Could every line below be written out exactly as it appears?

BEGIN The data

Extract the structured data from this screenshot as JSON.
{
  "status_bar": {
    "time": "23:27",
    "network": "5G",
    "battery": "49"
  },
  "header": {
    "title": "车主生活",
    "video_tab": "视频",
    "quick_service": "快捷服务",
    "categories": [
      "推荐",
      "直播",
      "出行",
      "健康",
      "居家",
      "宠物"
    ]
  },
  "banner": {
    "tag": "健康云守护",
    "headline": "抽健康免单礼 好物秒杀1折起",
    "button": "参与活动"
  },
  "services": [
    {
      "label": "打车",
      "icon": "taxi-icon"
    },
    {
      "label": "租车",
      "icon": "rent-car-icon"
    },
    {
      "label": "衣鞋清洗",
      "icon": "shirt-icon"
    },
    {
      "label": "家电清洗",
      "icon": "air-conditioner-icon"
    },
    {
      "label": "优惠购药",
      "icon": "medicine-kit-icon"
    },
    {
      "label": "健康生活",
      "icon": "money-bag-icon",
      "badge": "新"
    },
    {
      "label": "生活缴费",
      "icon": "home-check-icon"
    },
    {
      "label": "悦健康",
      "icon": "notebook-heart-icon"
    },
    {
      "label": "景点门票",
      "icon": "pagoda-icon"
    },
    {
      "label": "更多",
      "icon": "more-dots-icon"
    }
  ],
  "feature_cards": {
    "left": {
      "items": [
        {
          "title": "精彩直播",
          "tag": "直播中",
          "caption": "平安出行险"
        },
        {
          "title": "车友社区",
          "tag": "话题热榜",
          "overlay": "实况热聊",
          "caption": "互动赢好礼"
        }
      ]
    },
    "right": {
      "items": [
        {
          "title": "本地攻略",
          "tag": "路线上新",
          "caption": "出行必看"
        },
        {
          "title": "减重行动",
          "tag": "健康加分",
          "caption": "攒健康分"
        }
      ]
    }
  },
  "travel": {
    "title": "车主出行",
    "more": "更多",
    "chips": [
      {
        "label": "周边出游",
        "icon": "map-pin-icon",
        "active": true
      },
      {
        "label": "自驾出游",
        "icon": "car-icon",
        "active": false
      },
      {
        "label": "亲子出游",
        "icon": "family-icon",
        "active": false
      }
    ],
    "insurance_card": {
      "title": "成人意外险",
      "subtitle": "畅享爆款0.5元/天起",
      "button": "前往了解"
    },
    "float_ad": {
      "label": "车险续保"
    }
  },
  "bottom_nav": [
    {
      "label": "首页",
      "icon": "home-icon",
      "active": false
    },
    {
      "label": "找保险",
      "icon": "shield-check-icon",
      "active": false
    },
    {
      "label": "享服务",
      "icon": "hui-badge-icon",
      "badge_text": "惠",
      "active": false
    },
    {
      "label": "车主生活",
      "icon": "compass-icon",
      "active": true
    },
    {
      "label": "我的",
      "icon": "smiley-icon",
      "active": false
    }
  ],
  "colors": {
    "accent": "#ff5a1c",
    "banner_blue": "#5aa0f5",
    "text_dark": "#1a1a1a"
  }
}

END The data

◆ **Result of this task**:
Extract the structured data from this screenshot as JSON.
{
  "status_bar": {
    "time": "23:27",
    "network": "5G",
    "battery": "49"
  },
  "header": {
    "title": "车主生活",
    "video_tab": "视频",
    "quick_service": "快捷服务",
    "categories": [
      "推荐",
      "直播",
      "出行",
      "健康",
      "居家",
      "宠物"
    ]
  },
  "banner": {
    "tag": "健康云守护",
    "headline": "抽健康免单礼 好物秒杀1折起",
    "button": "参与活动"
  },
  "services": [
    {
      "label": "打车",
      "icon": "taxi-icon"
    },
    {
      "label": "租车",
      "icon": "rent-car-icon"
    },
    {
      "label": "衣鞋清洗",
      "icon": "shirt-icon"
    },
    {
      "label": "家电清洗",
      "icon": "air-conditioner-icon"
    },
    {
      "label": "优惠购药",
      "icon": "medicine-kit-icon"
    },
    {
      "label": "健康生活",
      "icon": "money-bag-icon",
      "badge": "新"
    },
    {
      "label": "生活缴费",
      "icon": "home-check-icon"
    },
    {
      "label": "悦健康",
      "icon": "notebook-heart-icon"
    },
    {
      "label": "景点门票",
      "icon": "pagoda-icon"
    },
    {
      "label": "更多",
      "icon": "more-dots-icon"
    }
  ],
  "feature_cards": {
    "left": {
      "items": [
        {
          "title": "精彩直播",
          "tag": "直播中",
          "caption": "平安出行险"
        },
        {
          "title": "车友社区",
          "tag": "话题热榜",
          "overlay": "实况热聊",
          "caption": "互动赢好礼"
        }
      ]
    },
    "right": {
      "items": [
        {
          "title": "本地攻略",
          "tag": "路线上新",
          "caption": "出行必看"
        },
        {
          "title": "减重行动",
          "tag": "健康加分",
          "caption": "攒健康分"
        }
      ]
    }
  },
  "travel": {
    "title": "车主出行",
    "more": "更多",
    "chips": [
      {
        "label": "周边出游",
        "icon": "map-pin-icon",
        "active": true
      },
      {
        "label": "自驾出游",
        "icon": "car-icon",
        "active": false
      },
      {
        "label": "亲子出游",
        "icon": "family-icon",
        "active": false
      }
    ],
    "insurance_card": {
      "title": "成人意外险",
      "subtitle": "畅享爆款0.5元/天起",
      "button": "前往了解"
    },
    "float_ad": {
      "label": "车险续保"
    }
  },
  "bottom_nav": [
    {
      "label": "首页",
      "icon": "home-icon",
      "active": false
    },
    {
      "label": "找保险",
      "icon": "shield-check-icon",
      "active": false
    },
    {
      "label": "享服务",
      "icon": "hui-badge-icon",
      "badge_text": "惠",
      "active": false
    },
    {
      "label": "车主生活",
      "icon": "compass-icon",
      "active": true
    },
    {
      "label": "我的",
      "icon": "smiley-icon",
      "active": false
    }
  ],
  "colors": {
    "accent": "#ff5a1c",
    "banner_blue": "#5aa0f5",
    "text_dark": "#1a1a1a"
  }
}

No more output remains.